Write out the data exactly, please, and omit the pictures.

====================

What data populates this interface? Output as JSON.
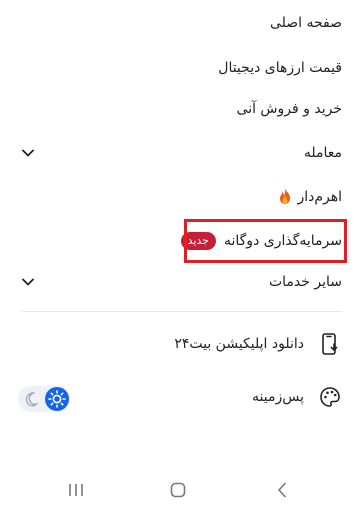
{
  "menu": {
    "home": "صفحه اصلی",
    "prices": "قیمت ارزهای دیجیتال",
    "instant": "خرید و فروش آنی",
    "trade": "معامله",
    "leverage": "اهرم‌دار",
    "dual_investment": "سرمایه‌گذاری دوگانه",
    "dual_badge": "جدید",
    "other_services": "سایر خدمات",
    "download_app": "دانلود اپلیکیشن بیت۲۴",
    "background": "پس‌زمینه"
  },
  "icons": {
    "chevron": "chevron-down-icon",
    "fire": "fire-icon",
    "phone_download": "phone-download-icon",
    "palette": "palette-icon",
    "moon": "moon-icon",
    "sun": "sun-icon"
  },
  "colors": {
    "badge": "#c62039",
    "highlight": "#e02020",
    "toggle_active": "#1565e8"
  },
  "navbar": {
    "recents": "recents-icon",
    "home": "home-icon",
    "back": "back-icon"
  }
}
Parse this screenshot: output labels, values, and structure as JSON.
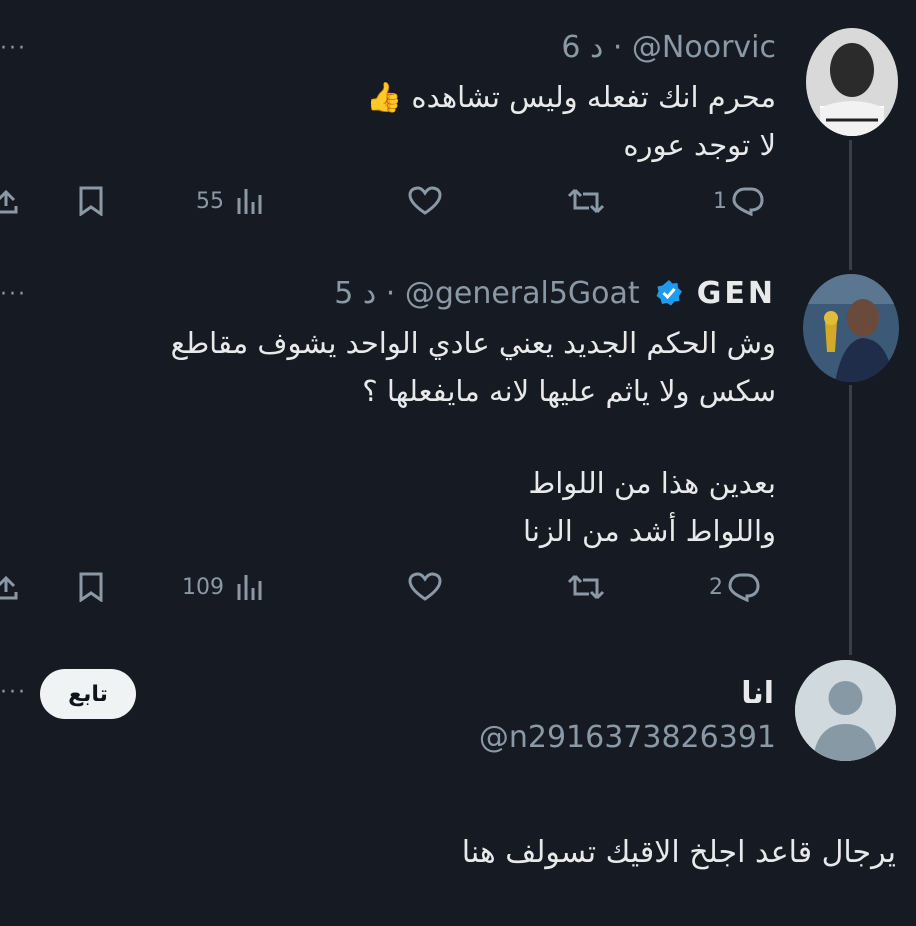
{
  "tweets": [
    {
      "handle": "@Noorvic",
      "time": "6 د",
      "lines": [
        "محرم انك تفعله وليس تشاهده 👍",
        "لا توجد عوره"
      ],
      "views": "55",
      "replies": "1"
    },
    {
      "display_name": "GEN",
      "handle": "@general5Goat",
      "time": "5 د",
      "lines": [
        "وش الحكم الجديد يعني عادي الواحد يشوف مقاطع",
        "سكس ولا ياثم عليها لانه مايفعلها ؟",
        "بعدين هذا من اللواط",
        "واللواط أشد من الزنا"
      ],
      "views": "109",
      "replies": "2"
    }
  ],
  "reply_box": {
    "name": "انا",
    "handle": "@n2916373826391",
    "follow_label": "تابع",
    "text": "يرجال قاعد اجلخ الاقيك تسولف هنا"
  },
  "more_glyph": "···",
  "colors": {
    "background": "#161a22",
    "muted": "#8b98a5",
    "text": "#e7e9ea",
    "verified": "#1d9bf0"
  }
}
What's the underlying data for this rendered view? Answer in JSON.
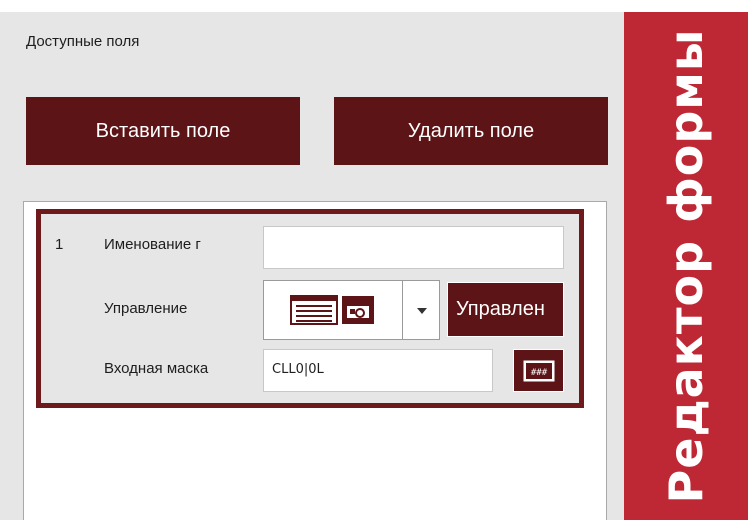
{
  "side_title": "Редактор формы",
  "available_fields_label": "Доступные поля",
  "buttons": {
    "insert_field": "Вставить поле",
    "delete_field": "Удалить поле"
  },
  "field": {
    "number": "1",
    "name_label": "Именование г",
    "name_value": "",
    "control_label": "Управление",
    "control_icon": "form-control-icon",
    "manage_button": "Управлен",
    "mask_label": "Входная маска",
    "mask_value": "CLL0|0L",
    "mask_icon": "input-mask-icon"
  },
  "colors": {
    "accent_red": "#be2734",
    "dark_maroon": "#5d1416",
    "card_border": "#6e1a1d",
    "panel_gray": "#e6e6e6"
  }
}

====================

## Written reply
What data populates this interface? Output as JSON.
{
  "menu": {
    "home": "صفحه اصلی",
    "prices": "قیمت ارزهای دیجیتال",
    "instant": "خرید و فروش آنی",
    "trade": "معامله",
    "leverage": "اهرم‌دار",
    "dual_investment": "سرمایه‌گذاری دوگانه",
    "dual_badge": "جدید",
    "other_services": "سایر خدمات",
    "download_app": "دانلود اپلیکیشن بیت۲۴",
    "background": "پس‌زمینه"
  },
  "icons": {
    "chevron": "chevron-down-icon",
    "fire": "fire-icon",
    "phone_download": "phone-download-icon",
    "palette": "palette-icon",
    "moon": "moon-icon",
    "sun": "sun-icon"
  },
  "colors": {
    "badge": "#c62039",
    "highlight": "#e02020",
    "toggle_active": "#1565e8"
  },
  "navbar": {
    "recents": "recents-icon",
    "home": "home-icon",
    "back": "back-icon"
  }
}
Parse this screenshot: output labels, values, and structure as JSON.
{
  "tweets": [
    {
      "handle": "@Noorvic",
      "time": "6 د",
      "lines": [
        "محرم انك تفعله وليس تشاهده 👍",
        "لا توجد عوره"
      ],
      "views": "55",
      "replies": "1"
    },
    {
      "display_name": "GEN",
      "handle": "@general5Goat",
      "time": "5 د",
      "lines": [
        "وش الحكم الجديد يعني عادي الواحد يشوف مقاطع",
        "سكس ولا ياثم عليها لانه مايفعلها ؟",
        "بعدين هذا من اللواط",
        "واللواط أشد من الزنا"
      ],
      "views": "109",
      "replies": "2"
    }
  ],
  "reply_box": {
    "name": "انا",
    "handle": "@n2916373826391",
    "follow_label": "تابع",
    "text": "يرجال قاعد اجلخ الاقيك تسولف هنا"
  },
  "more_glyph": "···",
  "colors": {
    "background": "#161a22",
    "muted": "#8b98a5",
    "text": "#e7e9ea",
    "verified": "#1d9bf0"
  }
}
What's the underlying data for this rendered view? Answer in JSON.
{
  "side_title": "Редактор формы",
  "available_fields_label": "Доступные поля",
  "buttons": {
    "insert_field": "Вставить поле",
    "delete_field": "Удалить поле"
  },
  "field": {
    "number": "1",
    "name_label": "Именование г",
    "name_value": "",
    "control_label": "Управление",
    "control_icon": "form-control-icon",
    "manage_button": "Управлен",
    "mask_label": "Входная маска",
    "mask_value": "CLL0|0L",
    "mask_icon": "input-mask-icon"
  },
  "colors": {
    "accent_red": "#be2734",
    "dark_maroon": "#5d1416",
    "card_border": "#6e1a1d",
    "panel_gray": "#e6e6e6"
  }
}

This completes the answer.